As part of its ambitious European Green Deal growth strategy to make the EU climate neutral by 2050, the European Commission has unveiled sweeping proposals to rethink product design and labelling. The new legal framework plans to boost the circularity of a wide variety of products, including electronics, ICT (information and communication technology) products and textiles, as well as intermediate products such as iron and wood. ‘steel. With new rules for labeling and reporting the number of unsold goods thrown away each year, manufacturers as well as online retailers and marketplaces will fall under these ambitious plans to reduce the climate impact of products sold on the EU single market.
What has been proposed?
Today, the European Commission published its Sustainable Products Initiative (SPI). It repeals the existing Ecodesign Directive and creates a new harmonized regulation, while also amending the Market Surveillance Regulation. Currently, ecodesign provides rules to improve the environmental performance of energy-related products, such as vacuum cleaners and refrigerators, by setting mandatory energy efficiency requirements. The Market Surveillance Regulation harmonizes requirements at EU level for non-food products to protect consumers, health, safety and the environment.
New design requirements
The new proposal establishes a legal framework for setting ecodesign requirements on a wide variety of products, going beyond the current scope of energy-related products. The framework extends ecodesign in two ways:
- Design rules: Ecodesign will introduce new requirements on material efficiency, presence of substances of concern in products, resource efficiency, upgradability and reparability, durability, recyclability, recycled content, reduction of carbon and environmental footprint. Not all products will be subject to the same ecodesign requirements – this will depend on a life cycle assessment of each product.
- Product range: In addition to electronics, the ecodesign rules aim to cover all physical goods placed on the market. The list of products covered will be decided once the regulations are passed by lawmakers, but the first list will likely include furniture, mattresses, tires, detergents, paints and lubricants, as well as intermediate products like iron, l steel and aluminum. In principle, the new regulation will not apply to products covered by existing product-specific legislation (e.g. batteries, toys, packaging), but the Commission could set concrete requirements at product-specific level on the basis of the new regulatory framework in the future, and will check for any overlap/conflict between existing legislation and the new framework. Foodstuffs, animal feed and medicines are excluded from the scope.
The European Commission will adopt additional legislation in the form of delegated acts for each product category, where the full design and labeling requirements will be listed.
Labeling and digital passports
The Commission will introduce new labeling requirements, including a framework for a mandatory EU passport for digital products. Products can only be placed on the market if a product passport is available. The passport will make information freely available, covering the entire value chain, and complement standard product manuals and labels.

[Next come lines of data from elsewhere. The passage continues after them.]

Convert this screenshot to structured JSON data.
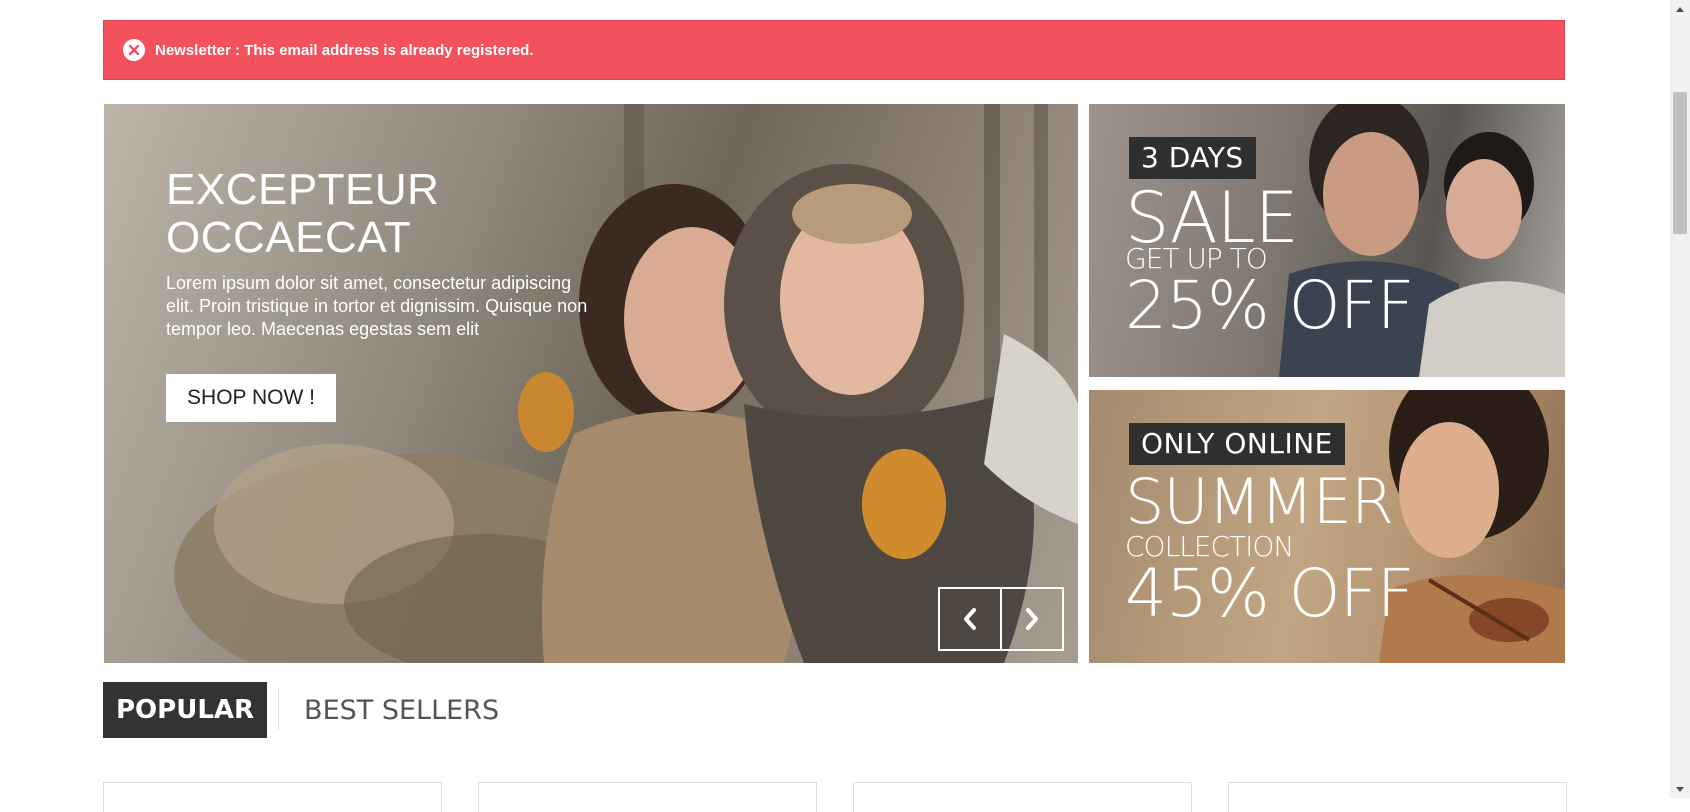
{
  "alert": {
    "message": "Newsletter : This email address is already registered.",
    "icon": "close-circle-icon",
    "color": "#f3515c"
  },
  "hero": {
    "title_line1": "EXCEPTEUR",
    "title_line2": "OCCAECAT",
    "description": "Lorem ipsum dolor sit amet, consectetur adipiscing elit. Proin tristique in tortor et dignissim. Quisque non tempor leo. Maecenas egestas sem elit",
    "button_label": "SHOP NOW !",
    "prev_icon": "chevron-left-icon",
    "next_icon": "chevron-right-icon"
  },
  "banners": [
    {
      "tag": "3 DAYS",
      "line1": "SALE",
      "line2": "GET UP TO",
      "line3": "25% OFF"
    },
    {
      "tag": "ONLY ONLINE",
      "line1": "SUMMER",
      "line2": "COLLECTION",
      "line3": "45% OFF"
    }
  ],
  "tabs": [
    {
      "label": "POPULAR",
      "active": true
    },
    {
      "label": "BEST SELLERS",
      "active": false
    }
  ]
}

These obligations would be incumbent on the economic operators, which include the manufacturer, the distributor and the reseller, that is to say the retailer and the seller.
This proposal is also supported by a new EU initiative to empower consumers to go green, which will ensure that product information at the point of sale includes details on product durability and reparability. . The initiative will prohibit greenwashing and premature obsolescence.
There will be new obligations for economic operators to communicate publicly on the number of unsold goods thrown away per year, explaining the reasons why the goods are thrown away and how they are thrown away (eg destroyed, recycled, donated).
If the Commission feels that there is too much destroyed property in Europe, it can prepare secondary legislation to ban the destruction of unsold property.
Online marketplaces and search engines will also be required to cooperate with market surveillance authorities to ensure that sellers comply with the requirements set out in the SPI.
The legislative proposal will be considered by lawmakers in the European Parliament and the Council, who hope to reach an agreement on the proposal in 2023. Once adopted, it will be directly applicable. The Commission will then start adopting delegated acts on specific products that will fall under the rules of the regulation. Member States will be free to decide on the rules on penalties applicable to infringements of the provisions of the Regulation.
Global companies manufacturing and selling products in the EU market will need to assess the current specifications of their products to ensure that they are sustainable enough to meet future ecodesign requirements. Products may need to be completely redesigned to ensure they are more durable, easier to recycle or repair, or contain fewer substances of concern, for example, which could prove costly.
Sellers, including traditional physical stores and online retailers, will have a duty to ensure that they sell products that comply with the new rules, in particular by ensuring that all products have a digital passport containing the necessary information covering the entire value chain of a product. Making information accessible to national authorities and citizens can raise intellectual property rights concerns, while subjecting companies to scrutiny of their due diligence procedures regarding product design and suppliers/materials used. .
Global companies manufacturing and selling products in the EU market will need to assess the current specifications of their products to ensure that they are sustainable enough to meet future ecodesign requirements.